The idea of putting a price on carbon has been around since the early 1990s and a cap-and-trade system was incorporated into the 1997 Kyoto protocol. Under cap-and-trade, a limit is set on emissions and businesses issued with permits to emit carbon. Those cutting their emissions fastest can sell spare permits to laggards, while the cap is ratcheted down over time. But success depends on a strict cap and a scarcity of permits, and the EU’s scheme has been widely criticised. An alternative is a tax, which forces companies to factor the damage caused by climate change into their business decisions, and should encourage them to cut waste, cut emissions and use clean technology. The danger is of carbon leakage: that the extra cost in one country might encourage businesses to look elsewhere to site their factories. This can be dealt with by a border adjustment tax, as the EU’s new commissioner pledged this week. Carbon taxes don’t have to create economic losers, either – revenue neutral taxes redistribute the money to the people and are advocated by many.
Scale back demand for fossil fuels
Oil companies will sell oil for as long as there are buyers. Public shaming and social and political pressure can work to force companies to own up to their activities but most oil and gas around the world is produced by national oil companies, and they need no social licence to operate beyond that granted by their governments, which are often autocratic or unresponsive to public opinion. All companies are responsive to economic pressure, however. The only way to cut emissions from oil in the long term is to stop using oil. Reducing demand is driven by government regulation and by technological development (also driven by regulation), such as cheaper solar panels, offshore windfarms, electric cars and improved public transport.
If oil and gas are to be extracted, the least oil companies can do is extract efficiently. The World Bank has estimated that the amount of gas wastefully flared globally each year, if used for power generation instead, could supply all of Africa’s electricity needs. The FT reported earlier this year that flaring in Texas was lighting up the night sky as producers let off the gas to get the oil to market quickly, to turn a faster buck regardless of the environmental consequences. The World Bank wants an end to routine flaring globally by 2030 – yet in 2018 it increased.
Roll out large scale carbon capture and storage
Trapping and burying the CO2 from fossil fuel burning is possible but not yet deployed at scale. Without this, the Intergovernmental Panel on Climate Change says tackling the climate crisis will be much more expensive. Oil companies have the expertise to roll out CCS but say that without a price on carbon emissions there is no commercial incentive. CCS could be used to actually remove CO2 from the atmosphere by growing trees and plants, burning them for electricity, then sequestering the emissions. But the IPCC has warned that doing this at large scale could conflict with growing food.
Halt investment in fossil fuels
The energy transition poses many risks and opportunities for investors, but it cannot be that well-intentioned savers seeking to use their money to support renewable energy businesses and divest from fossil fuels are still inadvertently investing in oil, gas and coal companies.
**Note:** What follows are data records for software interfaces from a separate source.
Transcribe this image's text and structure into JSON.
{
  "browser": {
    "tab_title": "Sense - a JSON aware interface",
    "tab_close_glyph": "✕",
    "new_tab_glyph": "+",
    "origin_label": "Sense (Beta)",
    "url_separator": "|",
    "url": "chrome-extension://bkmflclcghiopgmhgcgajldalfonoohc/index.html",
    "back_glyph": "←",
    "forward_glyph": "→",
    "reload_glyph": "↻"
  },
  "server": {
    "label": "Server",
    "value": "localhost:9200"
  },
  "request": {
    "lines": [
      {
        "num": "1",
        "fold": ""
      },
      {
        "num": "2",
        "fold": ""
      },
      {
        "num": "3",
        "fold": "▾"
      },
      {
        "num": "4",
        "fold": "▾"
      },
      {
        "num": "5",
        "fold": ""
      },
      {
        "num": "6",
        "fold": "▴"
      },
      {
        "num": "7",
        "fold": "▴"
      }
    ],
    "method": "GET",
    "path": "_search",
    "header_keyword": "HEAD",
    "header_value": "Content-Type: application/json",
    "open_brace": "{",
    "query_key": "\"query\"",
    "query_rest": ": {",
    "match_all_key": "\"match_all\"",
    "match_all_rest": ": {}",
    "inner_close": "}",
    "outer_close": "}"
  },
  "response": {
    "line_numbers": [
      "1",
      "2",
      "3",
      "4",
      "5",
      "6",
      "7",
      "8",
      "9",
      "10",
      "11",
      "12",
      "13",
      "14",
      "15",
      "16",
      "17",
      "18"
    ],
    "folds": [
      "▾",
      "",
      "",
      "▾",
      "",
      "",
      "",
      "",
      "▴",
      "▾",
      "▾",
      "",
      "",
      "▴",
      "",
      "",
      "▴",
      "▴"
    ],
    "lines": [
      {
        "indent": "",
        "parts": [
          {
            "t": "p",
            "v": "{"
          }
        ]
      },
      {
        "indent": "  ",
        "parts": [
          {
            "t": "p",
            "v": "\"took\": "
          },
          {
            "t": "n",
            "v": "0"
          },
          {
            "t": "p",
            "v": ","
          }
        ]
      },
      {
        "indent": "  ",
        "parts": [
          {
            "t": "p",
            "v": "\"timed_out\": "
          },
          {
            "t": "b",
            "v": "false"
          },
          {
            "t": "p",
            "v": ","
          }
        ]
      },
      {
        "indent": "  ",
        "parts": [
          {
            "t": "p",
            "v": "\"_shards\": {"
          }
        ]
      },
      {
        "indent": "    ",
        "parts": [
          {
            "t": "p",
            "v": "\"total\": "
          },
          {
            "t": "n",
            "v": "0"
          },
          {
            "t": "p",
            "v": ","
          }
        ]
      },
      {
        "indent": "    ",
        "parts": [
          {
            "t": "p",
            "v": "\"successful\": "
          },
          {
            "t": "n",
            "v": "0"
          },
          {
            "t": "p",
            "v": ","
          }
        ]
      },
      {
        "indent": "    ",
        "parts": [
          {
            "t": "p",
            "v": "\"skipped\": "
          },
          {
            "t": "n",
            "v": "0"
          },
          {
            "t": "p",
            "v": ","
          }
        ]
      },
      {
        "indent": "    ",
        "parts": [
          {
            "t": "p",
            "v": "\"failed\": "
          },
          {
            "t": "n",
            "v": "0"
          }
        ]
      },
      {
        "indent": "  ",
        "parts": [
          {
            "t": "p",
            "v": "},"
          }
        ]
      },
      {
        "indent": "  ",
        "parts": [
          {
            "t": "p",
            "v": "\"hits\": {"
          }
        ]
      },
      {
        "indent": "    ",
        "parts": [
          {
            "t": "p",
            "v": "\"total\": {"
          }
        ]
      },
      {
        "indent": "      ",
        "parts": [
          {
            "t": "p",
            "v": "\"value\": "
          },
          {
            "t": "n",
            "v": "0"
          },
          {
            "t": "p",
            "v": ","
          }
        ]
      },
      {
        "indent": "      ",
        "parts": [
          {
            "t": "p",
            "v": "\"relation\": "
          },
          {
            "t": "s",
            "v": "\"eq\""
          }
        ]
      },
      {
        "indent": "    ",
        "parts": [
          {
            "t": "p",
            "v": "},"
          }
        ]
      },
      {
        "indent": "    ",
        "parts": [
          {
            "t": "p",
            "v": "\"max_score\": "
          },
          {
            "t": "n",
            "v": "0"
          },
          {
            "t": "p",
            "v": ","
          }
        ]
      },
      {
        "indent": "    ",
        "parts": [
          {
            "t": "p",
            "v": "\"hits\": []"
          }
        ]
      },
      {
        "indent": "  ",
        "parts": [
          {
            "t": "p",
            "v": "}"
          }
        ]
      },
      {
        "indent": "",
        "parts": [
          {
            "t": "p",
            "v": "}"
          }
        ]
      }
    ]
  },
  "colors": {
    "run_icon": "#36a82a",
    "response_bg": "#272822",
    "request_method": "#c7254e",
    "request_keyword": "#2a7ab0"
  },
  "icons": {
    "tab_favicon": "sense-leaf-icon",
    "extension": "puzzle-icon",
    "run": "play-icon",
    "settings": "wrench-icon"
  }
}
Green investing must be regulated to ensure it really is green.
Establish market metrics on climate change
Nearly three years after the Paris agreement, world markets still have no mandatory, comparable data to measure the risks posed by the climate crisis at a company level. Regulators must act urgently – slow-moving voluntary schemes are not enough. Last week, the governor of the Bank of England warned major corporations that they had two years to agree rules for reporting climate risks before global regulators devised their own and made them compulsory. If markets do not understand what climate change really means for car manufacturers, fossil fuel companies and energy firms, a climate-induced financial crisis is just a matter of time. Investment in fossil fuels must end. The fossil fuel divestment movement now has $11.5tn of assets under management committed to divestment. SOURCE